ACTION ITEM |
Look for the string "SEGBİS" in the data below, and copy each line that holds it.

EXERCISE DATA |
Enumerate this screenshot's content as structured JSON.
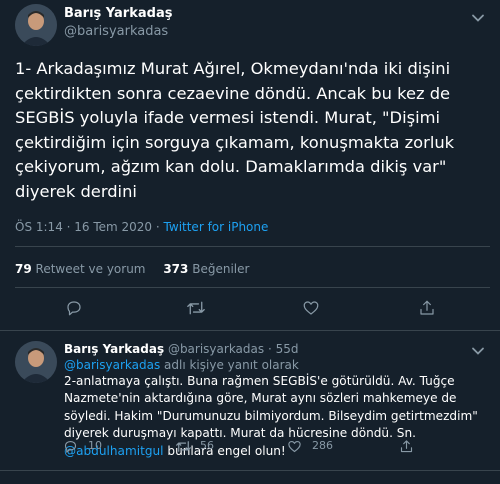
{
  "main_tweet": {
    "author_name": "Barış Yarkadaş",
    "handle": "@barisyarkadas",
    "text": "1- Arkadaşımız Murat Ağırel, Okmeydanı'nda iki dişini çektirdikten sonra cezaevine döndü. Ancak bu kez de SEGBİS yoluyla ifade vermesi istendi. Murat, \"Dişimi çektirdiğim için sorguya çıkamam, konuşmakta zorluk çekiyorum, ağzım kan dolu. Damaklarımda dikiş var\" diyerek derdini",
    "timestamp": "ÖS 1:14 · 16 Tem 2020 ·",
    "source": "Twitter for iPhone",
    "retweets_count": "79",
    "retweets_label": "Retweet ve yorum",
    "likes_count": "373",
    "likes_label": "Beğeniler"
  },
  "reply": {
    "author_name": "Barış Yarkadaş",
    "handle_time": "@barisyarkadas · 55d",
    "replying_to_handle": "@barisyarkadas",
    "replying_to_suffix": "adlı kişiye yanıt olarak",
    "text": "2-anlatmaya çalıştı. Buna rağmen SEGBİS'e götürüldü. Av. Tuğçe Nazmete'nin aktardığına göre, Murat aynı sözleri mahkemeye de söyledi. Hakim \"Durumunuzu bilmiyordum. Bilseydim getirtmezdim\" diyerek duruşmayı kapattı. Murat da hücresine döndü. Sn.",
    "mention": "@abdulhamitgul",
    "text_end": "bunlara engel olun!",
    "reply_count": "10",
    "retweet_count": "56",
    "like_count": "286"
  },
  "colors": {
    "background": "#15202b",
    "muted": "#8899a6",
    "accent": "#1da1f2",
    "divider": "#38444d"
  },
  "icons": [
    "chevron-down-icon",
    "reply-icon",
    "retweet-icon",
    "like-icon",
    "share-icon"
  ]
}
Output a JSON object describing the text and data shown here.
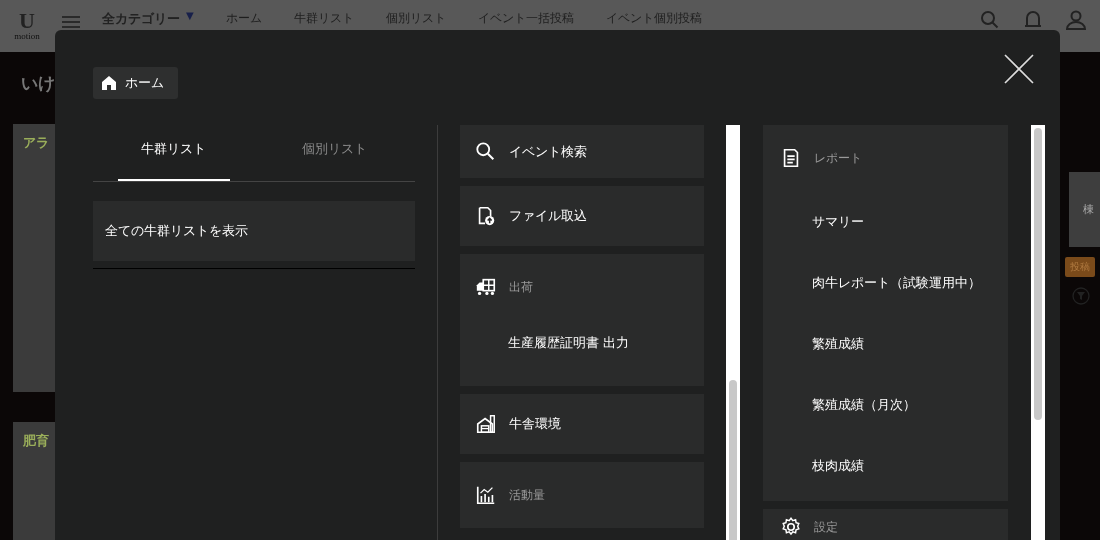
{
  "background": {
    "logo": {
      "letter": "U",
      "sub": "motion"
    },
    "category": "全カテゴリー",
    "category_caret": "▼",
    "nav": [
      "ホーム",
      "牛群リスト",
      "個別リスト",
      "イベント一括投稿",
      "イベント個別投稿"
    ],
    "farm_name": "いけ",
    "panels": [
      {
        "title": "アラ"
      },
      {
        "title": "肥育"
      }
    ],
    "unit": "棟",
    "post_button": "投稿"
  },
  "modal": {
    "home_button": "ホーム",
    "tabs": [
      {
        "label": "牛群リスト",
        "selected": true
      },
      {
        "label": "個別リスト",
        "selected": false
      }
    ],
    "list_items": [
      "全ての牛群リストを表示"
    ],
    "menu_columns": [
      [
        {
          "kind": "link",
          "label": "イベント検索"
        },
        {
          "kind": "link",
          "label": "ファイル取込"
        },
        {
          "kind": "group",
          "label": "出荷",
          "items": [
            "生産履歴証明書 出力"
          ]
        },
        {
          "kind": "link",
          "label": "牛舎環境"
        },
        {
          "kind": "group",
          "label": "活動量"
        }
      ],
      [
        {
          "kind": "group",
          "label": "レポート",
          "items": [
            "サマリー",
            "肉牛レポート（試験運用中）",
            "繁殖成績",
            "繁殖成績（月次）",
            "枝肉成績"
          ]
        },
        {
          "kind": "group",
          "label": "設定"
        }
      ]
    ]
  }
}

THE ANSWER |
    "text": "1- Arkadaşımız Murat Ağırel, Okmeydanı'nda iki dişini çektirdikten sonra cezaevine döndü. Ancak bu kez de SEGBİS yoluyla ifade vermesi istendi. Murat, \"Dişimi çektirdiğim için sorguya çıkamam, konuşmakta zorluk çekiyorum, ağzım kan dolu. Damaklarımda dikiş var\" diyerek derdini",
    "text": "2-anlatmaya çalıştı. Buna rağmen SEGBİS'e götürüldü. Av. Tuğçe Nazmete'nin aktardığına göre, Murat aynı sözleri mahkemeye de söyledi. Hakim \"Durumunuzu bilmiyordum. Bilseydim getirtmezdim\" diyerek duruşmayı kapattı. Murat da hücresine döndü. Sn.",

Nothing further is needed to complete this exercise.